**The problem:** Each line of the data has to be written out again exactly as shown.

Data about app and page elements
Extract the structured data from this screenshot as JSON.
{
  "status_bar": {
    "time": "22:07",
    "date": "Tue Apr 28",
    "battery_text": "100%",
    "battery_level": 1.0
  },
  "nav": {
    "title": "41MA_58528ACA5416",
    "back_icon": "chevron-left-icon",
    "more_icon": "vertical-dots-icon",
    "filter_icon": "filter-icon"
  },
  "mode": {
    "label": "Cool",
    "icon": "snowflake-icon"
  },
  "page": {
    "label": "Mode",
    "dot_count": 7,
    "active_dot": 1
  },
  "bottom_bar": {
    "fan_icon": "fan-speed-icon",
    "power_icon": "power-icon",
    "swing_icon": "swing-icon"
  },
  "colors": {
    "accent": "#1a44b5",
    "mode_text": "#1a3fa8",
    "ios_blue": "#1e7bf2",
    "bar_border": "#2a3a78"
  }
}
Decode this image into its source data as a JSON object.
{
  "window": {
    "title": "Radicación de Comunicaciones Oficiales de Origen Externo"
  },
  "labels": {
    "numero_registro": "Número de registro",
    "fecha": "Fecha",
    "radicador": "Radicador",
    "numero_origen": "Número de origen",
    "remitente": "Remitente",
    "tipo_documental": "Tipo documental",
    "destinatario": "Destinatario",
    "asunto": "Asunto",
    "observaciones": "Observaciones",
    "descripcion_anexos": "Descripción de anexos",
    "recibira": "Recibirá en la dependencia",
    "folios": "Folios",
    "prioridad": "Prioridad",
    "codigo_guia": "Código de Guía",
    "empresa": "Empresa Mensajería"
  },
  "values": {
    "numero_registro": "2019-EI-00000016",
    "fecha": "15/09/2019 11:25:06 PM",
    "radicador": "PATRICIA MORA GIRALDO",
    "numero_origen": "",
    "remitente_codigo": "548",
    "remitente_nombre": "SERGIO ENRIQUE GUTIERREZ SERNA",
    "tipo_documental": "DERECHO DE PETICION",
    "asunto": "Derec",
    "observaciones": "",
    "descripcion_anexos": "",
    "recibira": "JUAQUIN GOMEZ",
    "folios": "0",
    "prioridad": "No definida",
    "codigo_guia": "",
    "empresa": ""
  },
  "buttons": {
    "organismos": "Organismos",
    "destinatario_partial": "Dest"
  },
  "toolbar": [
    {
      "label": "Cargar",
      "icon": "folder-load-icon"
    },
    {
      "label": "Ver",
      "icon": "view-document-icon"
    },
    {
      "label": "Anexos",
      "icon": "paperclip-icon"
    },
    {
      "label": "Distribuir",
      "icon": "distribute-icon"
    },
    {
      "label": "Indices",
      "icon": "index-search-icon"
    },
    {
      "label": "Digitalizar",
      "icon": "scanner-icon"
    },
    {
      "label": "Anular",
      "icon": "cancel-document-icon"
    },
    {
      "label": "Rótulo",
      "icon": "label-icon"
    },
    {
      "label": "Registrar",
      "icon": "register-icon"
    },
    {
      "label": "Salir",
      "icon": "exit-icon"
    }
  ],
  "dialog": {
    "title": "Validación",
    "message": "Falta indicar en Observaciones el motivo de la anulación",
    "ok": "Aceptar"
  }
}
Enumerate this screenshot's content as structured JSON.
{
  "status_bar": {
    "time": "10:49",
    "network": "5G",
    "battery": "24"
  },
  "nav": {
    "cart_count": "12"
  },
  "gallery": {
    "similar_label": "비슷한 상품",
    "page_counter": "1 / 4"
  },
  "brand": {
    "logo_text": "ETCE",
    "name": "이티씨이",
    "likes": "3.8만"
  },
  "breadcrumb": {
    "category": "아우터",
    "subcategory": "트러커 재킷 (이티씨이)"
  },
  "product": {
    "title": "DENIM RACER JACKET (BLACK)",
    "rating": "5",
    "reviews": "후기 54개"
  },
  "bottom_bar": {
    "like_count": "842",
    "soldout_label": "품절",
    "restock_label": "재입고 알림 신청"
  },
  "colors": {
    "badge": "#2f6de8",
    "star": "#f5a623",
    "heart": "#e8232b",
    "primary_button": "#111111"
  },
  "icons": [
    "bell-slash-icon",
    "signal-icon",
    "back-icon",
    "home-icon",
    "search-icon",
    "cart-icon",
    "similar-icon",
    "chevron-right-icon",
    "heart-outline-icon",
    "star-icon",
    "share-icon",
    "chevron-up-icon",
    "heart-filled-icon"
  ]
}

**Response area:**
Extract the structured data from this screenshot as JSON.
{
  "status_bar": {
    "time": "22:07",
    "date": "Tue Apr 28",
    "battery_text": "100%",
    "battery_level": 1.0
  },
  "nav": {
    "title": "41MA_58528ACA5416",
    "back_icon": "chevron-left-icon",
    "more_icon": "vertical-dots-icon",
    "filter_icon": "filter-icon"
  },
  "mode": {
    "label": "Cool",
    "icon": "snowflake-icon"
  },
  "page": {
    "label": "Mode",
    "dot_count": 7,
    "active_dot": 1
  },
  "bottom_bar": {
    "fan_icon": "fan-speed-icon",
    "power_icon": "power-icon",
    "swing_icon": "swing-icon"
  },
  "colors": {
    "accent": "#1a44b5",
    "mode_text": "#1a3fa8",
    "ios_blue": "#1e7bf2",
    "bar_border": "#2a3a78"
  }
}
Decode this image into its source data as a JSON object.
{
  "window": {
    "title": "Radicación de Comunicaciones Oficiales de Origen Externo"
  },
  "labels": {
    "numero_registro": "Número de registro",
    "fecha": "Fecha",
    "radicador": "Radicador",
    "numero_origen": "Número de origen",
    "remitente": "Remitente",
    "tipo_documental": "Tipo documental",
    "destinatario": "Destinatario",
    "asunto": "Asunto",
    "observaciones": "Observaciones",
    "descripcion_anexos": "Descripción de anexos",
    "recibira": "Recibirá en la dependencia",
    "folios": "Folios",
    "prioridad": "Prioridad",
    "codigo_guia": "Código de Guía",
    "empresa": "Empresa Mensajería"
  },
  "values": {
    "numero_registro": "2019-EI-00000016",
    "fecha": "15/09/2019 11:25:06 PM",
    "radicador": "PATRICIA MORA GIRALDO",
    "numero_origen": "",
    "remitente_codigo": "548",
    "remitente_nombre": "SERGIO ENRIQUE GUTIERREZ SERNA",
    "tipo_documental": "DERECHO DE PETICION",
    "asunto": "Derec",
    "observaciones": "",
    "descripcion_anexos": "",
    "recibira": "JUAQUIN GOMEZ",
    "folios": "0",
    "prioridad": "No definida",
    "codigo_guia": "",
    "empresa": ""
  },
  "buttons": {
    "organismos": "Organismos",
    "destinatario_partial": "Dest"
  },
  "toolbar": [
    {
      "label": "Cargar",
      "icon": "folder-load-icon"
    },
    {
      "label": "Ver",
      "icon": "view-document-icon"
    },
    {
      "label": "Anexos",
      "icon": "paperclip-icon"
    },
    {
      "label": "Distribuir",
      "icon": "distribute-icon"
    },
    {
      "label": "Indices",
      "icon": "index-search-icon"
    },
    {
      "label": "Digitalizar",
      "icon": "scanner-icon"
    },
    {
      "label": "Anular",
      "icon": "cancel-document-icon"
    },
    {
      "label": "Rótulo",
      "icon": "label-icon"
    },
    {
      "label": "Registrar",
      "icon": "register-icon"
    },
    {
      "label": "Salir",
      "icon": "exit-icon"
    }
  ],
  "dialog": {
    "title": "Validación",
    "message": "Falta indicar en Observaciones el motivo de la anulación",
    "ok": "Aceptar"
  }
}
Enumerate this screenshot's content as structured JSON.
{
  "status_bar": {
    "time": "10:49",
    "network": "5G",
    "battery": "24"
  },
  "nav": {
    "cart_count": "12"
  },
  "gallery": {
    "similar_label": "비슷한 상품",
    "page_counter": "1 / 4"
  },
  "brand": {
    "logo_text": "ETCE",
    "name": "이티씨이",
    "likes": "3.8만"
  },
  "breadcrumb": {
    "category": "아우터",
    "subcategory": "트러커 재킷 (이티씨이)"
  },
  "product": {
    "title": "DENIM RACER JACKET (BLACK)",
    "rating": "5",
    "reviews": "후기 54개"
  },
  "bottom_bar": {
    "like_count": "842",
    "soldout_label": "품절",
    "restock_label": "재입고 알림 신청"
  },
  "colors": {
    "badge": "#2f6de8",
    "star": "#f5a623",
    "heart": "#e8232b",
    "primary_button": "#111111"
  },
  "icons": [
    "bell-slash-icon",
    "signal-icon",
    "back-icon",
    "home-icon",
    "search-icon",
    "cart-icon",
    "similar-icon",
    "chevron-right-icon",
    "heart-outline-icon",
    "star-icon",
    "share-icon",
    "chevron-up-icon",
    "heart-filled-icon"
  ]
}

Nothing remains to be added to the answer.